### What is being asked:
All of the entries should be written out again exactly.

+--

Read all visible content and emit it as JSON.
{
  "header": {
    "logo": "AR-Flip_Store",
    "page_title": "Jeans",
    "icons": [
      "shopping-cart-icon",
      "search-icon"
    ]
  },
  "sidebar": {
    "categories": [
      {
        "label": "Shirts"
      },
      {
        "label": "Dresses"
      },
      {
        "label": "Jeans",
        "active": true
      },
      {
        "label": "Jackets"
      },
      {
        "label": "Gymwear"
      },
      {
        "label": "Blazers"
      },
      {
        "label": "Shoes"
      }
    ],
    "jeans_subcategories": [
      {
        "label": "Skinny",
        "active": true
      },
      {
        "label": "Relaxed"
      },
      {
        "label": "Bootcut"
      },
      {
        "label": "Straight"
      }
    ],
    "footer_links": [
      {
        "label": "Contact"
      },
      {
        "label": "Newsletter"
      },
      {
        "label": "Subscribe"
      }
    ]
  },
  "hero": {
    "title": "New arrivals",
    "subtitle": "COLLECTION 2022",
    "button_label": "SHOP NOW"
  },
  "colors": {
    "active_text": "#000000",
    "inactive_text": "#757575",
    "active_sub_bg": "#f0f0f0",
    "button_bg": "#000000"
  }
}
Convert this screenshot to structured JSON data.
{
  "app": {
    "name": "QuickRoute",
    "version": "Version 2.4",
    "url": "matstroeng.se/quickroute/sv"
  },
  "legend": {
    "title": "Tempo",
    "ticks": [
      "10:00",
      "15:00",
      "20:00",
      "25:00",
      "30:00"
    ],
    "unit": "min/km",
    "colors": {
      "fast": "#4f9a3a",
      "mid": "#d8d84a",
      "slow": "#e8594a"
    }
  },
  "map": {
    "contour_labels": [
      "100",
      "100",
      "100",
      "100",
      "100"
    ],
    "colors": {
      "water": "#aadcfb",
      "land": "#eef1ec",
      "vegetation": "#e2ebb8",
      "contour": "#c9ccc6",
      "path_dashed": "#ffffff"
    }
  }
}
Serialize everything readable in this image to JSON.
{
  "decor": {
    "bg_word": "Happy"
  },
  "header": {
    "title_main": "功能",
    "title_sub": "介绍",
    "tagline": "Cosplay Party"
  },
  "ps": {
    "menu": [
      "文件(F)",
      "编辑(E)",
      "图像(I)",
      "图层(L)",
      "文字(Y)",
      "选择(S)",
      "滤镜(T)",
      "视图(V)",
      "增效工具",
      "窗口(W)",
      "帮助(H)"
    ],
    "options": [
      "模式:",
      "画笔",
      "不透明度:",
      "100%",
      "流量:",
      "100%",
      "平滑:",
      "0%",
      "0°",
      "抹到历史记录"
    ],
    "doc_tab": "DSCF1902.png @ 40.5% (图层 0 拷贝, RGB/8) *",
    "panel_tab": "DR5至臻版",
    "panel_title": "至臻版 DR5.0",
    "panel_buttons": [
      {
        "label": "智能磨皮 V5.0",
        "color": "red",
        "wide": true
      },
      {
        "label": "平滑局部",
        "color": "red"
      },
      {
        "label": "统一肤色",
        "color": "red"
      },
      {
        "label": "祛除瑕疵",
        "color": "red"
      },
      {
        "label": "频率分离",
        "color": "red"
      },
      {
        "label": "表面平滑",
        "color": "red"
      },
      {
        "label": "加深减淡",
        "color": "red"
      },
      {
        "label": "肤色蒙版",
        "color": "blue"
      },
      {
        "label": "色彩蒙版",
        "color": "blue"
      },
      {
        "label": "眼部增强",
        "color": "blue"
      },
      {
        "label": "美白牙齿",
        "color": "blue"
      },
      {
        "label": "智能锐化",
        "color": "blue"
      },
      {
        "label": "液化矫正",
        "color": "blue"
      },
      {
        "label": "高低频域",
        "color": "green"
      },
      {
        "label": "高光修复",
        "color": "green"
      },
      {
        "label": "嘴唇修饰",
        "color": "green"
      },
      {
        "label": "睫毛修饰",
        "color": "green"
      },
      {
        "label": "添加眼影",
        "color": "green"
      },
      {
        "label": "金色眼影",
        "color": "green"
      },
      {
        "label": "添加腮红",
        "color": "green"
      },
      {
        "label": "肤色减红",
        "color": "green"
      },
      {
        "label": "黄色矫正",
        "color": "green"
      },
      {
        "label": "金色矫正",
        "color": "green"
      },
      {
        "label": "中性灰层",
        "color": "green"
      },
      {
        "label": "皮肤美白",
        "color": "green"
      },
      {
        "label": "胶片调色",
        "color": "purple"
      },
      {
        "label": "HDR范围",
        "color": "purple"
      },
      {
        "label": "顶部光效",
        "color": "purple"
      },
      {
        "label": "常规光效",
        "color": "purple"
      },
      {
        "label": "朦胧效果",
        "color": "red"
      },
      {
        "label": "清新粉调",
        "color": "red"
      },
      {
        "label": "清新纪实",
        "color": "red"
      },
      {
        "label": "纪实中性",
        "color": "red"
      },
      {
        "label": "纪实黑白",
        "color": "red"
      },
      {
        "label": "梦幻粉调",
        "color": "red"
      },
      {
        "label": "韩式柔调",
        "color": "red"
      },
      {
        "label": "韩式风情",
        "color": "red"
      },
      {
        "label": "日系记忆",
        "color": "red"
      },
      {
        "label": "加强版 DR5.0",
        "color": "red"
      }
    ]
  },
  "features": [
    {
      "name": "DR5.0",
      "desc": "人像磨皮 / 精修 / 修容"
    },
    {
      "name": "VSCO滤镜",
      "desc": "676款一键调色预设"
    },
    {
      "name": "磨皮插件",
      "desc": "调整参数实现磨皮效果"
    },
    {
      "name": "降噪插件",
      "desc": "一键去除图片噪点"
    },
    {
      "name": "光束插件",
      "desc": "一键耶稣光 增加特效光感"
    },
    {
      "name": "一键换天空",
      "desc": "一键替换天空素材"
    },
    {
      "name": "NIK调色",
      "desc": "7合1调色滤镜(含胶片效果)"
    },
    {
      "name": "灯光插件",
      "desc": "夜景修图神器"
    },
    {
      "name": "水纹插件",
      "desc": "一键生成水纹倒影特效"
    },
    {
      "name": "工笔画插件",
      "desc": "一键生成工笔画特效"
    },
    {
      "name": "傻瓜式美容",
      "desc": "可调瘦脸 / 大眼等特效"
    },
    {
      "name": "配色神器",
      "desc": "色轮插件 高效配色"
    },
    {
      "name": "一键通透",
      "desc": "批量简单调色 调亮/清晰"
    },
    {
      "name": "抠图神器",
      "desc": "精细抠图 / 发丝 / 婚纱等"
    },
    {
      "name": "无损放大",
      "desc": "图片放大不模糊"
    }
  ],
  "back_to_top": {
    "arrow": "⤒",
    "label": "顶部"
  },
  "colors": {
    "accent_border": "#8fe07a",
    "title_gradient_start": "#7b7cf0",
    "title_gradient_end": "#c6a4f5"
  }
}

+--

### Task response:
Read all visible content and emit it as JSON.
{
  "header": {
    "logo": "AR-Flip_Store",
    "page_title": "Jeans",
    "icons": [
      "shopping-cart-icon",
      "search-icon"
    ]
  },
  "sidebar": {
    "categories": [
      {
        "label": "Shirts"
      },
      {
        "label": "Dresses"
      },
      {
        "label": "Jeans",
        "active": true
      },
      {
        "label": "Jackets"
      },
      {
        "label": "Gymwear"
      },
      {
        "label": "Blazers"
      },
      {
        "label": "Shoes"
      }
    ],
    "jeans_subcategories": [
      {
        "label": "Skinny",
        "active": true
      },
      {
        "label": "Relaxed"
      },
      {
        "label": "Bootcut"
      },
      {
        "label": "Straight"
      }
    ],
    "footer_links": [
      {
        "label": "Contact"
      },
      {
        "label": "Newsletter"
      },
      {
        "label": "Subscribe"
      }
    ]
  },
  "hero": {
    "title": "New arrivals",
    "subtitle": "COLLECTION 2022",
    "button_label": "SHOP NOW"
  },
  "colors": {
    "active_text": "#000000",
    "inactive_text": "#757575",
    "active_sub_bg": "#f0f0f0",
    "button_bg": "#000000"
  }
}
Convert this screenshot to structured JSON data.
{
  "app": {
    "name": "QuickRoute",
    "version": "Version 2.4",
    "url": "matstroeng.se/quickroute/sv"
  },
  "legend": {
    "title": "Tempo",
    "ticks": [
      "10:00",
      "15:00",
      "20:00",
      "25:00",
      "30:00"
    ],
    "unit": "min/km",
    "colors": {
      "fast": "#4f9a3a",
      "mid": "#d8d84a",
      "slow": "#e8594a"
    }
  },
  "map": {
    "contour_labels": [
      "100",
      "100",
      "100",
      "100",
      "100"
    ],
    "colors": {
      "water": "#aadcfb",
      "land": "#eef1ec",
      "vegetation": "#e2ebb8",
      "contour": "#c9ccc6",
      "path_dashed": "#ffffff"
    }
  }
}
Serialize everything readable in this image to JSON.
{
  "decor": {
    "bg_word": "Happy"
  },
  "header": {
    "title_main": "功能",
    "title_sub": "介绍",
    "tagline": "Cosplay Party"
  },
  "ps": {
    "menu": [
      "文件(F)",
      "编辑(E)",
      "图像(I)",
      "图层(L)",
      "文字(Y)",
      "选择(S)",
      "滤镜(T)",
      "视图(V)",
      "增效工具",
      "窗口(W)",
      "帮助(H)"
    ],
    "options": [
      "模式:",
      "画笔",
      "不透明度:",
      "100%",
      "流量:",
      "100%",
      "平滑:",
      "0%",
      "0°",
      "抹到历史记录"
    ],
    "doc_tab": "DSCF1902.png @ 40.5% (图层 0 拷贝, RGB/8) *",
    "panel_tab": "DR5至臻版",
    "panel_title": "至臻版 DR5.0",
    "panel_buttons": [
      {
        "label": "智能磨皮 V5.0",
        "color": "red",
        "wide": true
      },
      {
        "label": "平滑局部",
        "color": "red"
      },
      {
        "label": "统一肤色",
        "color": "red"
      },
      {
        "label": "祛除瑕疵",
        "color": "red"
      },
      {
        "label": "频率分离",
        "color": "red"
      },
      {
        "label": "表面平滑",
        "color": "red"
      },
      {
        "label": "加深减淡",
        "color": "red"
      },
      {
        "label": "肤色蒙版",
        "color": "blue"
      },
      {
        "label": "色彩蒙版",
        "color": "blue"
      },
      {
        "label": "眼部增强",
        "color": "blue"
      },
      {
        "label": "美白牙齿",
        "color": "blue"
      },
      {
        "label": "智能锐化",
        "color": "blue"
      },
      {
        "label": "液化矫正",
        "color": "blue"
      },
      {
        "label": "高低频域",
        "color": "green"
      },
      {
        "label": "高光修复",
        "color": "green"
      },
      {
        "label": "嘴唇修饰",
        "color": "green"
      },
      {
        "label": "睫毛修饰",
        "color": "green"
      },
      {
        "label": "添加眼影",
        "color": "green"
      },
      {
        "label": "金色眼影",
        "color": "green"
      },
      {
        "label": "添加腮红",
        "color": "green"
      },
      {
        "label": "肤色减红",
        "color": "green"
      },
      {
        "label": "黄色矫正",
        "color": "green"
      },
      {
        "label": "金色矫正",
        "color": "green"
      },
      {
        "label": "中性灰层",
        "color": "green"
      },
      {
        "label": "皮肤美白",
        "color": "green"
      },
      {
        "label": "胶片调色",
        "color": "purple"
      },
      {
        "label": "HDR范围",
        "color": "purple"
      },
      {
        "label": "顶部光效",
        "color": "purple"
      },
      {
        "label": "常规光效",
        "color": "purple"
      },
      {
        "label": "朦胧效果",
        "color": "red"
      },
      {
        "label": "清新粉调",
        "color": "red"
      },
      {
        "label": "清新纪实",
        "color": "red"
      },
      {
        "label": "纪实中性",
        "color": "red"
      },
      {
        "label": "纪实黑白",
        "color": "red"
      },
      {
        "label": "梦幻粉调",
        "color": "red"
      },
      {
        "label": "韩式柔调",
        "color": "red"
      },
      {
        "label": "韩式风情",
        "color": "red"
      },
      {
        "label": "日系记忆",
        "color": "red"
      },
      {
        "label": "加强版 DR5.0",
        "color": "red"
      }
    ]
  },
  "features": [
    {
      "name": "DR5.0",
      "desc": "人像磨皮 / 精修 / 修容"
    },
    {
      "name": "VSCO滤镜",
      "desc": "676款一键调色预设"
    },
    {
      "name": "磨皮插件",
      "desc": "调整参数实现磨皮效果"
    },
    {
      "name": "降噪插件",
      "desc": "一键去除图片噪点"
    },
    {
      "name": "光束插件",
      "desc": "一键耶稣光 增加特效光感"
    },
    {
      "name": "一键换天空",
      "desc": "一键替换天空素材"
    },
    {
      "name": "NIK调色",
      "desc": "7合1调色滤镜(含胶片效果)"
    },
    {
      "name": "灯光插件",
      "desc": "夜景修图神器"
    },
    {
      "name": "水纹插件",
      "desc": "一键生成水纹倒影特效"
    },
    {
      "name": "工笔画插件",
      "desc": "一键生成工笔画特效"
    },
    {
      "name": "傻瓜式美容",
      "desc": "可调瘦脸 / 大眼等特效"
    },
    {
      "name": "配色神器",
      "desc": "色轮插件 高效配色"
    },
    {
      "name": "一键通透",
      "desc": "批量简单调色 调亮/清晰"
    },
    {
      "name": "抠图神器",
      "desc": "精细抠图 / 发丝 / 婚纱等"
    },
    {
      "name": "无损放大",
      "desc": "图片放大不模糊"
    }
  ],
  "back_to_top": {
    "arrow": "⤒",
    "label": "顶部"
  },
  "colors": {
    "accent_border": "#8fe07a",
    "title_gradient_start": "#7b7cf0",
    "title_gradient_end": "#c6a4f5"
  }
}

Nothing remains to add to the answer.